§ **Problem**
Gather each line of the records where "icon" appears.

§ **Collected data**
== Segment start ==

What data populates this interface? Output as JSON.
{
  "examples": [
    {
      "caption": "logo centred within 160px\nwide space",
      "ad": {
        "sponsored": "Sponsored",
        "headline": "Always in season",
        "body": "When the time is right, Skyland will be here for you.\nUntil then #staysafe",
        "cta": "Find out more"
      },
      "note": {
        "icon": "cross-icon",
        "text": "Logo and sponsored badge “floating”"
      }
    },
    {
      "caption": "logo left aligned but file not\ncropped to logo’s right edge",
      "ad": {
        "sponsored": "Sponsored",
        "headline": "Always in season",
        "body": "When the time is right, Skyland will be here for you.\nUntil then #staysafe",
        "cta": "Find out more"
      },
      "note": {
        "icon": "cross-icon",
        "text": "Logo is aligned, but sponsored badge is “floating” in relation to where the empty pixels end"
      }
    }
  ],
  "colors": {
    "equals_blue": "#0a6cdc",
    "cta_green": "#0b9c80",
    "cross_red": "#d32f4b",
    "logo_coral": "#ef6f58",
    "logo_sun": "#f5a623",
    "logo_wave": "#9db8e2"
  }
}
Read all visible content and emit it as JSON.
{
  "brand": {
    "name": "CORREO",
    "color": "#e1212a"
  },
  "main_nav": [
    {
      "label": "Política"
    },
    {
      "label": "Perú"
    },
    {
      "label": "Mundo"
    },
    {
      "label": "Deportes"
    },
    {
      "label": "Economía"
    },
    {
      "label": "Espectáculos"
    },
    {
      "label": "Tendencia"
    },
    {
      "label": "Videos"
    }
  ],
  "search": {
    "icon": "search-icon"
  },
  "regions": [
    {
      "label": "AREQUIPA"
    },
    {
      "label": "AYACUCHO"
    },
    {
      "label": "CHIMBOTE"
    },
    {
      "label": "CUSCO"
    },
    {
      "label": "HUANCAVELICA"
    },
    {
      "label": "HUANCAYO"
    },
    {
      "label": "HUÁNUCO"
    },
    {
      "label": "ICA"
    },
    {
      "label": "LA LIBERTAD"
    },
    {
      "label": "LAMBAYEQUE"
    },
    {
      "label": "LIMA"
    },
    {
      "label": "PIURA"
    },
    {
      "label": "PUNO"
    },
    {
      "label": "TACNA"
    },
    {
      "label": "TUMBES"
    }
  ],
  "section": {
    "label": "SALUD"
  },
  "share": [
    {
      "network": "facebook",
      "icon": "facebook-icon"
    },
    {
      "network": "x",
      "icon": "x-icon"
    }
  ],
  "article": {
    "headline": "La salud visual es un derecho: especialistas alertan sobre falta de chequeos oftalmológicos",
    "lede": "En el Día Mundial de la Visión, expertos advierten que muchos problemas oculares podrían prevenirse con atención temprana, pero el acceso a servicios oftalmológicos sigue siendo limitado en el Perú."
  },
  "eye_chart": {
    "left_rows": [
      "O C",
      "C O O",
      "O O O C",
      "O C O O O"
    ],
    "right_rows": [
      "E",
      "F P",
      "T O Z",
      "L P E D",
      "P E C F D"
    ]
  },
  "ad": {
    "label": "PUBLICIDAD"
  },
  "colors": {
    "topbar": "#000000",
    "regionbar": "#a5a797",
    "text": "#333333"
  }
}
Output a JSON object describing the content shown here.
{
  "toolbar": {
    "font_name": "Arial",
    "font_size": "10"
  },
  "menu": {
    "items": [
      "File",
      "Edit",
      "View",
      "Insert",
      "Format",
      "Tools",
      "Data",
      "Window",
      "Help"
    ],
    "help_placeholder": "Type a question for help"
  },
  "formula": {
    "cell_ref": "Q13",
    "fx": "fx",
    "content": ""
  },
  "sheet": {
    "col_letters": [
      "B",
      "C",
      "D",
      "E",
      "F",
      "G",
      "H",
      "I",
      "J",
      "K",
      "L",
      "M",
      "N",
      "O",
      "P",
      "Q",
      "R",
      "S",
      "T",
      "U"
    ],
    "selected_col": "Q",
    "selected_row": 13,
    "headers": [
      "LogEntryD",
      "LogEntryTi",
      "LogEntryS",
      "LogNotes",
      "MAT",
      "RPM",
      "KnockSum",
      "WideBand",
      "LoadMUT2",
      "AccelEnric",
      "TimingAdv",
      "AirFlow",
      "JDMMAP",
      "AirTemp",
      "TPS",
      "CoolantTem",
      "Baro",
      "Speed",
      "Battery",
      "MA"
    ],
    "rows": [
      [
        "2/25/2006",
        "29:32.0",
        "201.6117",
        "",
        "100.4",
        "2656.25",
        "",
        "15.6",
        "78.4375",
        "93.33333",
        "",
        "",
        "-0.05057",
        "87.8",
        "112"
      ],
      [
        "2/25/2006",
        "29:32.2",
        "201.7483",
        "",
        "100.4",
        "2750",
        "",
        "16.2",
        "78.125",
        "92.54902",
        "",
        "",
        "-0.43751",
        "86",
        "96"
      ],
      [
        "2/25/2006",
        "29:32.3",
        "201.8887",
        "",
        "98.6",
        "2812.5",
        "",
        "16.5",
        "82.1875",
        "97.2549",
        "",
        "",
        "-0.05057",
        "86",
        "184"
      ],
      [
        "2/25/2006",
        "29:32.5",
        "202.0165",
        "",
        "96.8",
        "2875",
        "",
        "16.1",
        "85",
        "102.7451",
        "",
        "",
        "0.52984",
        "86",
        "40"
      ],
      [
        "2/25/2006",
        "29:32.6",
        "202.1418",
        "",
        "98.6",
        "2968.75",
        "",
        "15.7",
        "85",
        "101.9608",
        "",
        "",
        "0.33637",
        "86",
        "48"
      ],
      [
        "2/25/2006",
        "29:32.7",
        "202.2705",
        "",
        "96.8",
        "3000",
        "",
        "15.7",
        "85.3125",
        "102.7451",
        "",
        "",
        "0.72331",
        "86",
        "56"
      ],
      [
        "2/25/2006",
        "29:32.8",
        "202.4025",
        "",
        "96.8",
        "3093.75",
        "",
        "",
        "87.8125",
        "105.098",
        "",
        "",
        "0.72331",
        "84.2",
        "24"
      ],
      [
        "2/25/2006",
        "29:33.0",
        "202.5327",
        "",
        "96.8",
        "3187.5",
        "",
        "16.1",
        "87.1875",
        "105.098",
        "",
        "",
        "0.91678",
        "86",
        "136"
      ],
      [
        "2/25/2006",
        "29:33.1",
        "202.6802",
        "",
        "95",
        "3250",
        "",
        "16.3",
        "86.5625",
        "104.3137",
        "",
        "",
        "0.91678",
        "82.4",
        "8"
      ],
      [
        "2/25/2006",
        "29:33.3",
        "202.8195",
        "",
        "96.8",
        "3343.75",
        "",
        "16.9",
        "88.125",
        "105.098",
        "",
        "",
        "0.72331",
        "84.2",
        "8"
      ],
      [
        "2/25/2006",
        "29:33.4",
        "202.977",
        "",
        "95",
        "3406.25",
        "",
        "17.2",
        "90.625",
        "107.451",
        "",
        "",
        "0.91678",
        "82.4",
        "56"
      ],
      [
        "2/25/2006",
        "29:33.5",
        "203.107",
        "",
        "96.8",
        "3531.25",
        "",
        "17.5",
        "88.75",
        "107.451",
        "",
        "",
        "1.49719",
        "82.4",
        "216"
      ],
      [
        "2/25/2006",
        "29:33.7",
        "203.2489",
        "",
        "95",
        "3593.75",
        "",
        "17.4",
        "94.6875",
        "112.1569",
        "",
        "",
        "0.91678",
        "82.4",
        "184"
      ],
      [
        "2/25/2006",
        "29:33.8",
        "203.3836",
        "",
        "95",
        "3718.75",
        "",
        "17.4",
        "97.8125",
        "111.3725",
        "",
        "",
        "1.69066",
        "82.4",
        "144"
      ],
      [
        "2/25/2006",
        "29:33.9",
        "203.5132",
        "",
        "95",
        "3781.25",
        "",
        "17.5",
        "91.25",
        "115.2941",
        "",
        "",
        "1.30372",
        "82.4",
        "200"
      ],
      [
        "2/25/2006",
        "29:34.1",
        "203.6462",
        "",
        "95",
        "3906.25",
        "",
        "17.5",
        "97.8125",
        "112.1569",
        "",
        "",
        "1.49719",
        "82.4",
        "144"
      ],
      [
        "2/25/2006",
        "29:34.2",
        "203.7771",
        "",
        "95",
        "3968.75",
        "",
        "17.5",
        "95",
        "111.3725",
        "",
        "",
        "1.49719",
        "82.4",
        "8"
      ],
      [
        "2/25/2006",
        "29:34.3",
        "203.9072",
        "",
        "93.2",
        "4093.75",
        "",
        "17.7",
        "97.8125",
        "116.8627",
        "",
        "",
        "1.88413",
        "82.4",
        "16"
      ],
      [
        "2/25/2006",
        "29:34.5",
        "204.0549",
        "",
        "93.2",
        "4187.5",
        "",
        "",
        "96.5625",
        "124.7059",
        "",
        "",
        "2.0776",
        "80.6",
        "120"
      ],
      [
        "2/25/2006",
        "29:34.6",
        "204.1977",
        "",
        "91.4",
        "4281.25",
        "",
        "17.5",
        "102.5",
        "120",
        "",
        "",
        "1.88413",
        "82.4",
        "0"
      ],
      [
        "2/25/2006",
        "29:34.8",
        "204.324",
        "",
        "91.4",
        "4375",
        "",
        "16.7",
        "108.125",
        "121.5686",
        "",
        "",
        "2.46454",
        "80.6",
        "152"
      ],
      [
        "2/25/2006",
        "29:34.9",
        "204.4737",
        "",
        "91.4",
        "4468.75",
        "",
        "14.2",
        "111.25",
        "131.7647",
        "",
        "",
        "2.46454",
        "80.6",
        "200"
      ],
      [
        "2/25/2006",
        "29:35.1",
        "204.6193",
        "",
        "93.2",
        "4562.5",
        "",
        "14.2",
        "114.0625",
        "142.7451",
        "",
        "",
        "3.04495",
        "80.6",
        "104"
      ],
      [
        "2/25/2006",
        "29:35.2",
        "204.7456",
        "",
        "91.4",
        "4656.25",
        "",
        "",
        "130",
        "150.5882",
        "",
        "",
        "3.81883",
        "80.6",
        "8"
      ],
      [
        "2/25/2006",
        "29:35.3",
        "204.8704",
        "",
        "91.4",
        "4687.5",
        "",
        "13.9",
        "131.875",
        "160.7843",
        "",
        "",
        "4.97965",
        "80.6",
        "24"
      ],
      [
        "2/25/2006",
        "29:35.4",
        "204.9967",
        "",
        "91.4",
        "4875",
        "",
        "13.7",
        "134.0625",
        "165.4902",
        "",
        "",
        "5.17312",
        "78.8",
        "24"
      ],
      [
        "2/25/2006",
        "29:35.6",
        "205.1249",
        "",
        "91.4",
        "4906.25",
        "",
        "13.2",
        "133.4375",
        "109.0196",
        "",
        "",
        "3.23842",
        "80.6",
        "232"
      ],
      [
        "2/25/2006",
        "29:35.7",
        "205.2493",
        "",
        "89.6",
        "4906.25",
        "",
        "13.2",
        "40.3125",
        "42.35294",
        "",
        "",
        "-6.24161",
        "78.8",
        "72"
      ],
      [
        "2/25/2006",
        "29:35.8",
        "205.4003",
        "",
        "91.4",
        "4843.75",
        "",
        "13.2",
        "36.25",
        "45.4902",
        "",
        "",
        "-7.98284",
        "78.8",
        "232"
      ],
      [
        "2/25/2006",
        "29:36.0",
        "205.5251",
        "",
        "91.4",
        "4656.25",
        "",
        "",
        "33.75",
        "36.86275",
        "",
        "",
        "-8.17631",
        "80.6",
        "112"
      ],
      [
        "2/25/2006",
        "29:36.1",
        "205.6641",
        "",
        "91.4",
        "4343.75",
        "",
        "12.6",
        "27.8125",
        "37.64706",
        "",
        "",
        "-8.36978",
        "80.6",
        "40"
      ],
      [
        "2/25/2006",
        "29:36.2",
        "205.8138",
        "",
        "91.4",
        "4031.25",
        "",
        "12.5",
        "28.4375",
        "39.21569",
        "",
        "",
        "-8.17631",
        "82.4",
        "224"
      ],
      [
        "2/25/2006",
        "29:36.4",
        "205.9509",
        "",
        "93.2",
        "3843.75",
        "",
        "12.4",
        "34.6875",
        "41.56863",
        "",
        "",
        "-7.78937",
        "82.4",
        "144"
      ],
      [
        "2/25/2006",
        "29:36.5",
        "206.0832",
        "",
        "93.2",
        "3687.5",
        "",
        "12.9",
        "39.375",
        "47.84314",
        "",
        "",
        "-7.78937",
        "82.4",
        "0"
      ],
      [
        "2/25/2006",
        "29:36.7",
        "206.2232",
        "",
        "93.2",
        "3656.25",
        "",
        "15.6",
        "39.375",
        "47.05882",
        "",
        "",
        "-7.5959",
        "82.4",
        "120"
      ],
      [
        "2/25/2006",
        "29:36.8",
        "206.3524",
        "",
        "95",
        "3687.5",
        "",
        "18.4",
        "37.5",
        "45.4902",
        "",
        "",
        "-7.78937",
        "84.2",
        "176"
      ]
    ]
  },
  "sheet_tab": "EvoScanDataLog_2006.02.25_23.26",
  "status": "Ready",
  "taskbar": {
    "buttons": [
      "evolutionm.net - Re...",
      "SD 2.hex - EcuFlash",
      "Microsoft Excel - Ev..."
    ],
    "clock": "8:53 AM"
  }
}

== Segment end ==

§ **Answer for this exercise**
        "icon": "cross-icon",
        "icon": "cross-icon",
    "icon": "search-icon"
      "icon": "facebook-icon"
      "icon": "x-icon"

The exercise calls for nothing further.